It seems that Fergusson had no trouble shoving the weaknesses in his work under the rug - and unfortunately, there are even more subtle ways of manipulating comparison groups to dramatically alter results. One popular method involves excluding participants with a history of multiple abortions from the delivery group but not the abortion group. The result? Women who have had no abortion are compared with women who've had any number of abortions. It might seem unlikely that this would significantly impact results, but (for reasons mentioned below) it can actually make a big difference.

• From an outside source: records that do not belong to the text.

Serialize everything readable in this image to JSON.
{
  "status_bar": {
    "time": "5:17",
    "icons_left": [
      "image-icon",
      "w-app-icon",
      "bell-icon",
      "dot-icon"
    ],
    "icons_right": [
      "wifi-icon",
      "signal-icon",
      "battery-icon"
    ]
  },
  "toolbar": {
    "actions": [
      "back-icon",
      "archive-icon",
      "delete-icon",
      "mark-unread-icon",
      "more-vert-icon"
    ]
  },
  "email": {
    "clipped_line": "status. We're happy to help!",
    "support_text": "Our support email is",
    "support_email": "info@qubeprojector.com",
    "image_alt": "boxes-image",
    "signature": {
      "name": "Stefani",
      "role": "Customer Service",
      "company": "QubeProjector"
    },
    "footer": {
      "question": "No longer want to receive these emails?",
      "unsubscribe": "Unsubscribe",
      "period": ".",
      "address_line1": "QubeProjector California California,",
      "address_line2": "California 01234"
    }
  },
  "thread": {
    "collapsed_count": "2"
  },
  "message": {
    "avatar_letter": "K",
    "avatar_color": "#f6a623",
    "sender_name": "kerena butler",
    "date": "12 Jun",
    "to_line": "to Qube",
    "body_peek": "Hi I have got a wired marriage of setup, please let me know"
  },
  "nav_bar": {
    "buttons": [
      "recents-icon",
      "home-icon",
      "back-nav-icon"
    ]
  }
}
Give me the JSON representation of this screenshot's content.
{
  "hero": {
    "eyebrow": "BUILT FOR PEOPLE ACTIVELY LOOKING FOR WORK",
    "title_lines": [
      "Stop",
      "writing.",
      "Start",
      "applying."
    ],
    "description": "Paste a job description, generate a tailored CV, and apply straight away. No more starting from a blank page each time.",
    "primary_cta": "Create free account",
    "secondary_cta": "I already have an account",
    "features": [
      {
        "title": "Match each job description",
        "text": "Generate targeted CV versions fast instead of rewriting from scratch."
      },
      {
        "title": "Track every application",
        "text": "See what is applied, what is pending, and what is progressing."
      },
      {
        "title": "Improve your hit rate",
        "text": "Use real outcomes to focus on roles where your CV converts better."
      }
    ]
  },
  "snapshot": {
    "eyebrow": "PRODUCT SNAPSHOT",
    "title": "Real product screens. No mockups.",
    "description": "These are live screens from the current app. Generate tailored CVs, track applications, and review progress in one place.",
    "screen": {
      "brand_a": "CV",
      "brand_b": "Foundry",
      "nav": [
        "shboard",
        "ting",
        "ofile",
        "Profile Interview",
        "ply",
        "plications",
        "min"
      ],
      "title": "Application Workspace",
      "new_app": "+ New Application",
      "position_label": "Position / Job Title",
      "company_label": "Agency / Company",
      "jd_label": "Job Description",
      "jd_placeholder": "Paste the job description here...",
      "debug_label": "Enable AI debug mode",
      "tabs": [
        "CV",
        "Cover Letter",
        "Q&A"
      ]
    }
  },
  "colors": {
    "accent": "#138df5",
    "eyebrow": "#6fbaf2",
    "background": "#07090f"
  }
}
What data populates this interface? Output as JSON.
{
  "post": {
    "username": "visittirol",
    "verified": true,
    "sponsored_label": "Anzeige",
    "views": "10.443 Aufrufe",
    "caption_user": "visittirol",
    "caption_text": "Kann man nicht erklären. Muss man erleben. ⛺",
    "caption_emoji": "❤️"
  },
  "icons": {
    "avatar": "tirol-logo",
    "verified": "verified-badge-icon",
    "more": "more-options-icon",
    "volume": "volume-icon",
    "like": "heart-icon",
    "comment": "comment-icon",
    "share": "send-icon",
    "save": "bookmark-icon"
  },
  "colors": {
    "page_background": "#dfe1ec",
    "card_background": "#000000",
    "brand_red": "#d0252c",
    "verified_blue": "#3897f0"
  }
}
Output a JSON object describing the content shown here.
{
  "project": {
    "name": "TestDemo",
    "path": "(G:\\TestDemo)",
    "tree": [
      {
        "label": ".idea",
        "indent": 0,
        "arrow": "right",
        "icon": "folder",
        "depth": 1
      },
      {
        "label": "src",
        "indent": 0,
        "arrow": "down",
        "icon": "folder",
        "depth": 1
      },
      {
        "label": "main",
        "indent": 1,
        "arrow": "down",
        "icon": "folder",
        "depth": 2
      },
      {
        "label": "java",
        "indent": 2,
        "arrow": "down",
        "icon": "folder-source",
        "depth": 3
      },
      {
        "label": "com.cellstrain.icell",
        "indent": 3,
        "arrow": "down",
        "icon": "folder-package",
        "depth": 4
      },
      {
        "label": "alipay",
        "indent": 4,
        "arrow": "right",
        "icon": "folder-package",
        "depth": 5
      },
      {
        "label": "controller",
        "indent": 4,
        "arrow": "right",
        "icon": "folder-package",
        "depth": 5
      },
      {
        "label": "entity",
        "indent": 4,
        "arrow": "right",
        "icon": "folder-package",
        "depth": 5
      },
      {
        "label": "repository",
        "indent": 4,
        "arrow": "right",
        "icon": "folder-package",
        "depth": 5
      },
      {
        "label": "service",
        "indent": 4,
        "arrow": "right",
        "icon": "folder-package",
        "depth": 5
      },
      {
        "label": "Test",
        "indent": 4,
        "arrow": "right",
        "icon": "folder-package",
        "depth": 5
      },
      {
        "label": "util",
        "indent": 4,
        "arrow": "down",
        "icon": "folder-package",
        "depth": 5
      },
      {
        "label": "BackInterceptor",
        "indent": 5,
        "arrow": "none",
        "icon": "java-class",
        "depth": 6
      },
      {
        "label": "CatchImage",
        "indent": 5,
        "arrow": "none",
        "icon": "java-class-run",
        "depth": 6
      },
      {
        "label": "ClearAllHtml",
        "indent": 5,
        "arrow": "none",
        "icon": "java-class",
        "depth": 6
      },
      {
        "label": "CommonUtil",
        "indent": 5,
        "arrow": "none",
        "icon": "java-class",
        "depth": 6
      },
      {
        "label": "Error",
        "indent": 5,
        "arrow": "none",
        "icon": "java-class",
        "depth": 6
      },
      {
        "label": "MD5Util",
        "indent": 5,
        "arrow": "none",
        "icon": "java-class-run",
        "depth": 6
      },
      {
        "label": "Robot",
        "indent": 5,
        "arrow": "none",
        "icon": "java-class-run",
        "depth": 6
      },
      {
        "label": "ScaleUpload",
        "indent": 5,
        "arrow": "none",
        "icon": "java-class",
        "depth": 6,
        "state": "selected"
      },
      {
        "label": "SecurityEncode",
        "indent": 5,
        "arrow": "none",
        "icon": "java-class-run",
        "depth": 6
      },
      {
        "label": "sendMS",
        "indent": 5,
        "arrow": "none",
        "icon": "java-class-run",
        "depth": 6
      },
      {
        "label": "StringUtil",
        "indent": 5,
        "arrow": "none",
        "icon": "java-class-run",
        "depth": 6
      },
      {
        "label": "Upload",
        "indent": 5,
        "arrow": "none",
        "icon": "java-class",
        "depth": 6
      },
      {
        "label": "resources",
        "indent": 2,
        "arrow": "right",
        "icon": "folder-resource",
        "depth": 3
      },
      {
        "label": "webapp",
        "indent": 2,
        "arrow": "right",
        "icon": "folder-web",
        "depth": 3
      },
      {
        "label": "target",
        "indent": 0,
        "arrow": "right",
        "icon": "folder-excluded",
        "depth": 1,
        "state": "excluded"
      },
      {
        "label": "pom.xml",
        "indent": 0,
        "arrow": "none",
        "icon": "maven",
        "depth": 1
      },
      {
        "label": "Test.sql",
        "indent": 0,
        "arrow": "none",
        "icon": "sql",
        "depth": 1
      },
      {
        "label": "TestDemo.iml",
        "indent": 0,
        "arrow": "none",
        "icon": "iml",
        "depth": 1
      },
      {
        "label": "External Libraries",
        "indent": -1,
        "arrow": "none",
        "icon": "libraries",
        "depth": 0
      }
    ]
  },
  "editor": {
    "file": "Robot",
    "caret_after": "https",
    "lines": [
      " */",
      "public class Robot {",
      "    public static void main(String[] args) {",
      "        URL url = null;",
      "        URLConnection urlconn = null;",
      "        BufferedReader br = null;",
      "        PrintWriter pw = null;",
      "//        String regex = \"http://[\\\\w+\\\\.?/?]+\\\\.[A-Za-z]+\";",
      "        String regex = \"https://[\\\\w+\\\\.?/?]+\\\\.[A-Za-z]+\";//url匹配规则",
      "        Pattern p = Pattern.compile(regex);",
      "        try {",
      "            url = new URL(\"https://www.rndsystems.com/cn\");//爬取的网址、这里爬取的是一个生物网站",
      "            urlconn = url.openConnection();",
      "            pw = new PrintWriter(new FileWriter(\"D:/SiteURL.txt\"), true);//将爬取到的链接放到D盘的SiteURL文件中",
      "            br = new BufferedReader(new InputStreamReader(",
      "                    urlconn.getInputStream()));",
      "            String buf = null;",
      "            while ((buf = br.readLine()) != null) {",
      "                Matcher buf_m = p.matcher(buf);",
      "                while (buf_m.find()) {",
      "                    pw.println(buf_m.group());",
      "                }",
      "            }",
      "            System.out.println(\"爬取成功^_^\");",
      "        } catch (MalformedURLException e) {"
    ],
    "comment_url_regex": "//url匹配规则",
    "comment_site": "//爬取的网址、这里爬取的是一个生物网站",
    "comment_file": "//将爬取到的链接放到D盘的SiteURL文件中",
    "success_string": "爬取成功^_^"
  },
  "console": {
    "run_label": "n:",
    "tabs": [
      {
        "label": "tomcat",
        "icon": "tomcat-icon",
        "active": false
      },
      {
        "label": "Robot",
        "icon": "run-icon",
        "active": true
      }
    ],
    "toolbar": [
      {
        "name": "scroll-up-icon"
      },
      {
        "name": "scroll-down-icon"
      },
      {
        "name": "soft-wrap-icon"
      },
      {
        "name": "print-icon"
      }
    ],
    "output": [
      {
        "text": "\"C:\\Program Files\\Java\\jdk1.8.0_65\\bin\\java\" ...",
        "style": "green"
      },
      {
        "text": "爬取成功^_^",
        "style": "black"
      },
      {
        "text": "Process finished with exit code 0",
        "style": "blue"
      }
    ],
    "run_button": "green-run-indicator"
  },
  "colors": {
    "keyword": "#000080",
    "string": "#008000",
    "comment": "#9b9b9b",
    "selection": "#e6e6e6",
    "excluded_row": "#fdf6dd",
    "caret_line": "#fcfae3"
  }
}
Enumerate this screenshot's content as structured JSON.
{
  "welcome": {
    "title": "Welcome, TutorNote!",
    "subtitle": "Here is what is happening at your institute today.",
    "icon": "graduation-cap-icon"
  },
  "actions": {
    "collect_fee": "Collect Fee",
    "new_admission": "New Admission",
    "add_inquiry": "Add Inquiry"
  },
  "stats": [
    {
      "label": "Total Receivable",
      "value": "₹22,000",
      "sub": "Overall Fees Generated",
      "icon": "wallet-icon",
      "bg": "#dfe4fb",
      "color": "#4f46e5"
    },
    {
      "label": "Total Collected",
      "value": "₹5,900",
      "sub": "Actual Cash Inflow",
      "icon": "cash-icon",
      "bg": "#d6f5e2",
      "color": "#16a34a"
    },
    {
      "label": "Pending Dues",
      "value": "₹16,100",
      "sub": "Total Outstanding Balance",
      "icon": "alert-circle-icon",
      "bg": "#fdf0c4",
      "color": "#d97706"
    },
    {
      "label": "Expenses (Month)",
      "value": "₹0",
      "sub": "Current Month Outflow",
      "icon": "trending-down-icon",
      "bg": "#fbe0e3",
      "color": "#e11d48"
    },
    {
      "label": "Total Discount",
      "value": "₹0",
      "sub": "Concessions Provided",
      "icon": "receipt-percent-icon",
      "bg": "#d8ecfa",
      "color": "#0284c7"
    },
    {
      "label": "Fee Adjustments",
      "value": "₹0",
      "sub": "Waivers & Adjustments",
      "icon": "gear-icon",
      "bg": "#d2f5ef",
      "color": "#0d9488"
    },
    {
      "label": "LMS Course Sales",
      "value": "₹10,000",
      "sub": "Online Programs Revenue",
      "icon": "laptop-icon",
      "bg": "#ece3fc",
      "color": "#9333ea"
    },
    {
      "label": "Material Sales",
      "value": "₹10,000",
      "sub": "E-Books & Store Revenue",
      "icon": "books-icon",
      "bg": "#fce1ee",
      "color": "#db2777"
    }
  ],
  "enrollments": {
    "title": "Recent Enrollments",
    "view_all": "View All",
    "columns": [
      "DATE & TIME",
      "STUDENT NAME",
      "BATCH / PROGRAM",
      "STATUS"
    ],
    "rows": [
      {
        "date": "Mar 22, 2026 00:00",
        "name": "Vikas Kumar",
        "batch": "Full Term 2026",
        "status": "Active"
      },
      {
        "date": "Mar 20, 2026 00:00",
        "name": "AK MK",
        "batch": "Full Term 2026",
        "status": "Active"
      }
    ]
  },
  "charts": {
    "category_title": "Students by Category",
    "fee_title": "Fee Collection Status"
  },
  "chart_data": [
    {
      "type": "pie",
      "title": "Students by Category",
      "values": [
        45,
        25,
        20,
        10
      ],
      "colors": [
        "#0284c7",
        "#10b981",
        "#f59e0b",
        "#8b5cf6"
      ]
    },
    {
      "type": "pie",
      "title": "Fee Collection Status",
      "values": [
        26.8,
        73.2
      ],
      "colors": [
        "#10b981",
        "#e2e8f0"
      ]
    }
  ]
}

In fact, a 2005 study by Schmiege and Russo found that attempting to mitigate this effect by excluding participants who'd had abortions subsequent to their first pregnancy from both the delivery group and the abortion group had a profound effect on the results. Women who delivered were significantly more likely to be depressed (determined by exceeding the cut-off score for Center for the Epidemiologic Studies Depression Scale, or CES-D) than women who had an abortion (APA Task Force on Mental Health and Abortion, p. 38-41). When women who'd had subsequent abortions were included in both groups, there was no significant difference in depression rates between the two.

Compare this to studies that do differentially exclude women with subsequent abortions from the delivery group (but not the abortion group!) and you'll find that almost all of them show higher levels of mental illness in the abortion group.

In other words, something as simple as removing women with subsequent abortions from the delivery group without doing the same for the abortion group can dramatically bias the direction and significance of the results. This is a very nuanced way to bend science, and if you don't know to look for it, it's easy to miss.

The likely explanation for this effect is actually quite simple: lower levels of education and higher rates of poverty correlate with repeated unwanted pregnancies (APA, p. 33). Additionally, pregnancy coercion and contraceptive sabotage correlate with a higher risk of both intimate partner violence and unwanted pregnancy (Miller, Decker, McCauley, Tancredi, Levenson, Waldman, Schoenwald, & Silverman, 2010). As the APA Task Force notes in its overview, "positive associations observed between multiple abortions and poorer mental health may be linked to co-occurring risks to both multiple unwanted pregnancies and mental health problems."

To summarize: comparison groups should always be as closely matched to abortion groups as possible. If researchers can't provide a very compelling reason for manipulating their comparison group(s) in ways that subvert their similarities with the abortion group, doing so presents a serious threat to the validity of their research.

If this post has piqued your interest in the methodological flaws that taint most abortion research, I can't encourage you enough to read the Report of the APA Task Force on Mental Health and Abortion in full.